- **Task statement**:
Look through the records and copy each line with the string "username" in it.

Excerpts from an interface dataset:

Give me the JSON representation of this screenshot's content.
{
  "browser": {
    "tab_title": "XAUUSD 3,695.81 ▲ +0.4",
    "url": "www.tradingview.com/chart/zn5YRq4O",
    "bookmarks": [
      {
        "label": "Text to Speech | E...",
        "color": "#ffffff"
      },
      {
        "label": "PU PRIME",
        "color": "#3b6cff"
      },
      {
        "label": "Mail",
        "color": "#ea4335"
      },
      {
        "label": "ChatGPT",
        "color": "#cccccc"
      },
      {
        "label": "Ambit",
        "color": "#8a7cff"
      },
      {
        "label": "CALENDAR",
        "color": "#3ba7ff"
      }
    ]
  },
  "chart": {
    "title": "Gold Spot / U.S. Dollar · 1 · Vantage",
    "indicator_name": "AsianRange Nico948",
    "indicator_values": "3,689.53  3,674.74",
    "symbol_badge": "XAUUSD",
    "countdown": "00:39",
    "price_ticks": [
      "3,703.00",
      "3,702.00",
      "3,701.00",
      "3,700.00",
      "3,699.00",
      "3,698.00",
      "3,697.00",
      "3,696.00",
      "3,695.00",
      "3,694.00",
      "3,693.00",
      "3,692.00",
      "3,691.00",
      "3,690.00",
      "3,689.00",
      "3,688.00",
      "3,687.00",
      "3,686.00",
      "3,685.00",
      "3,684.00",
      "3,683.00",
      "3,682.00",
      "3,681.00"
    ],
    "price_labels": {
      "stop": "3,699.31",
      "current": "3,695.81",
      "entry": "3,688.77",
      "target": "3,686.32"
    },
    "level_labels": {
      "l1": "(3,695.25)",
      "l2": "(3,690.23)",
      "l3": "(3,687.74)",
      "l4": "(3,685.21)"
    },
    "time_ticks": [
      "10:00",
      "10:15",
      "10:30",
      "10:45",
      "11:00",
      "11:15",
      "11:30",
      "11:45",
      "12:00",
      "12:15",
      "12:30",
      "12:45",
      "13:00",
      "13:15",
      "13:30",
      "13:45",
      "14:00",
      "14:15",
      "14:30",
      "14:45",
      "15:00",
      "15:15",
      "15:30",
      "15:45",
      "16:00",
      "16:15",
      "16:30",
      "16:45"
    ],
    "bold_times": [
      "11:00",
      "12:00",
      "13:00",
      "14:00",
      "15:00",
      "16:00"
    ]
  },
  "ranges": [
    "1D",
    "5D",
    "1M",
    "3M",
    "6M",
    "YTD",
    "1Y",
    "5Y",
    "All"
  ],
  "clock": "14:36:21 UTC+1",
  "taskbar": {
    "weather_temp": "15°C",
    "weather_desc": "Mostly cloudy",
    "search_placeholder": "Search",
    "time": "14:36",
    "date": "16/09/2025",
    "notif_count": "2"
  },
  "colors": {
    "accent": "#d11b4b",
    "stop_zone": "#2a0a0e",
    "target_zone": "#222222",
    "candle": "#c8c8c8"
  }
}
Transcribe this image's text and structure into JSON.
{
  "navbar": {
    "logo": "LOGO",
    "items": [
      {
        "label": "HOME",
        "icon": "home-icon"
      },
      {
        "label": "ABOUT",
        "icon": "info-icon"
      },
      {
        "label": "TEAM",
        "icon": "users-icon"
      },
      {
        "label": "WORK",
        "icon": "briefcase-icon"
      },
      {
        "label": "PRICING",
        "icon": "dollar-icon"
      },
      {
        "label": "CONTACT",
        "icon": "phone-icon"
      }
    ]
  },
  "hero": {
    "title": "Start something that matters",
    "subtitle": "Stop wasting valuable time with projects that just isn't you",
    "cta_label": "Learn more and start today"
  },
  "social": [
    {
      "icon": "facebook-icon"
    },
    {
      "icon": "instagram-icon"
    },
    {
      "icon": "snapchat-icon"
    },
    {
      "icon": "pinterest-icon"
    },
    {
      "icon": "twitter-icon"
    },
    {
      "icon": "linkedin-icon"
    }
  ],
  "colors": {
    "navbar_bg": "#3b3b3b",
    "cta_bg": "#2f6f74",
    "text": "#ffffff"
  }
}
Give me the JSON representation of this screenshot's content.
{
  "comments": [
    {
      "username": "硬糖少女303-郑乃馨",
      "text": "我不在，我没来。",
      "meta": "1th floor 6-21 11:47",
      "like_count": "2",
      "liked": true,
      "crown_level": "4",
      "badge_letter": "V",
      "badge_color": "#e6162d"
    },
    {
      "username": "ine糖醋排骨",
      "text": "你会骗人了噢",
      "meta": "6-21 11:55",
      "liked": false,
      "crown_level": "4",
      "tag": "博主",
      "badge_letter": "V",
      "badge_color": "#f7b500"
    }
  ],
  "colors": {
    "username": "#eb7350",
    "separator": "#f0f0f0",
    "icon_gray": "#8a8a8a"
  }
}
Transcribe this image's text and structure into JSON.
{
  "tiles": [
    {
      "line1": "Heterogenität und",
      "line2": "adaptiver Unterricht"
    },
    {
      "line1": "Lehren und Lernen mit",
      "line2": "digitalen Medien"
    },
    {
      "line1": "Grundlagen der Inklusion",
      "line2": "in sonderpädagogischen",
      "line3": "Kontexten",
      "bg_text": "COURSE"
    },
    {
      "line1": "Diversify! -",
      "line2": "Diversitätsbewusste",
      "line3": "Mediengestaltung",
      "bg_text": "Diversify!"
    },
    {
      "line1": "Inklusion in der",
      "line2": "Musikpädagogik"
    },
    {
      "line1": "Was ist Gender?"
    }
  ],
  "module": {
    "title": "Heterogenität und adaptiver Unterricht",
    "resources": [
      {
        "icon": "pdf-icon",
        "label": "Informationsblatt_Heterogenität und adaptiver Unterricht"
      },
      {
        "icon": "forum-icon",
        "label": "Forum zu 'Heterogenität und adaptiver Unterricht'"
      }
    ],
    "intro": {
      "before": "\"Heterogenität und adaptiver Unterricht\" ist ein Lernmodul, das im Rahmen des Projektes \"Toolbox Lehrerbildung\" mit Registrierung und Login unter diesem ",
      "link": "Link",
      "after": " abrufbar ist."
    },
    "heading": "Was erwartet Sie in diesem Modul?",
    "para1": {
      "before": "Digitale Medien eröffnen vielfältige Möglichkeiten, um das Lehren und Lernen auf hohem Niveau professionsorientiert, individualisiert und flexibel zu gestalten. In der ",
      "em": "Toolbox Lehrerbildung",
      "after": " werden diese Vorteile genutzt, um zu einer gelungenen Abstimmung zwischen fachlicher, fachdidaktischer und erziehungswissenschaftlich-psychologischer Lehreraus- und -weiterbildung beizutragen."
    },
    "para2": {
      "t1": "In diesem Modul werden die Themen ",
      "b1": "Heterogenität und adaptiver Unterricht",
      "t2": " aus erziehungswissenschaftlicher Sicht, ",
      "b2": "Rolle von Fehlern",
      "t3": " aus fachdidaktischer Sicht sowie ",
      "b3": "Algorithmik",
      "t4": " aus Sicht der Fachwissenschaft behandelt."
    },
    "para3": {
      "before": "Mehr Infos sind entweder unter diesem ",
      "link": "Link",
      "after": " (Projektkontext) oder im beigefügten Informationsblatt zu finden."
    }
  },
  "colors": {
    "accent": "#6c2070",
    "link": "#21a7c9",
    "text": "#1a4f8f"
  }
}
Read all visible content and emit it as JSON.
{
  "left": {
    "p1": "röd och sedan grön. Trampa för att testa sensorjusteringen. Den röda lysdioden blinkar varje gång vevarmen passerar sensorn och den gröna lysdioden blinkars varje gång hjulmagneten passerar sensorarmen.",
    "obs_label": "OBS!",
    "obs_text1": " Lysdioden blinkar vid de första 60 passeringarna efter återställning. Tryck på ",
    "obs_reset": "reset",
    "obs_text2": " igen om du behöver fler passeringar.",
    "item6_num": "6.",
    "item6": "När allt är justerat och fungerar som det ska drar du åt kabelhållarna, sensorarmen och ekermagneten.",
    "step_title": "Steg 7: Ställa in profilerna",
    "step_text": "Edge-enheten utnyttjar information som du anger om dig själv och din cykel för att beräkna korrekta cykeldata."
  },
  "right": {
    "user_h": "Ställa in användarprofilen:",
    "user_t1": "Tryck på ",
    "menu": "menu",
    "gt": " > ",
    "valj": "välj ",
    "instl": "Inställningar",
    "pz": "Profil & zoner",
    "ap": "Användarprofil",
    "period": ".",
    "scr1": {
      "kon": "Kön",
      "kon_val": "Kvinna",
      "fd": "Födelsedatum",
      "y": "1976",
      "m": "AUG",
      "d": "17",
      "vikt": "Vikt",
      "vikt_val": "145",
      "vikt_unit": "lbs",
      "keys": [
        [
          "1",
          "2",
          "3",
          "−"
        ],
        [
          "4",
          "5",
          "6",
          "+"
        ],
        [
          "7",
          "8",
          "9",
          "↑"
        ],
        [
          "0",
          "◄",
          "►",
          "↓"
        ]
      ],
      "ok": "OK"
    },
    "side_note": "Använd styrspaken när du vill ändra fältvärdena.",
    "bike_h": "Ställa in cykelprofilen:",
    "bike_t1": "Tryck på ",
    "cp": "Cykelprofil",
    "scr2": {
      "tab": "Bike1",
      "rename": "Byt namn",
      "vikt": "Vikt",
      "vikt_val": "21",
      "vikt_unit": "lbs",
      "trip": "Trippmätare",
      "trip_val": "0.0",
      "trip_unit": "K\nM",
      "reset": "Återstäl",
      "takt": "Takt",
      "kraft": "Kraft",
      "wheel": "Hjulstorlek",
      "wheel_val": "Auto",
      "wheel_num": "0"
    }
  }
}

- **Output for this task**:
      "username": "硬糖少女303-郑乃馨",
      "username": "ine糖醋排骨",
    "username": "#eb7350",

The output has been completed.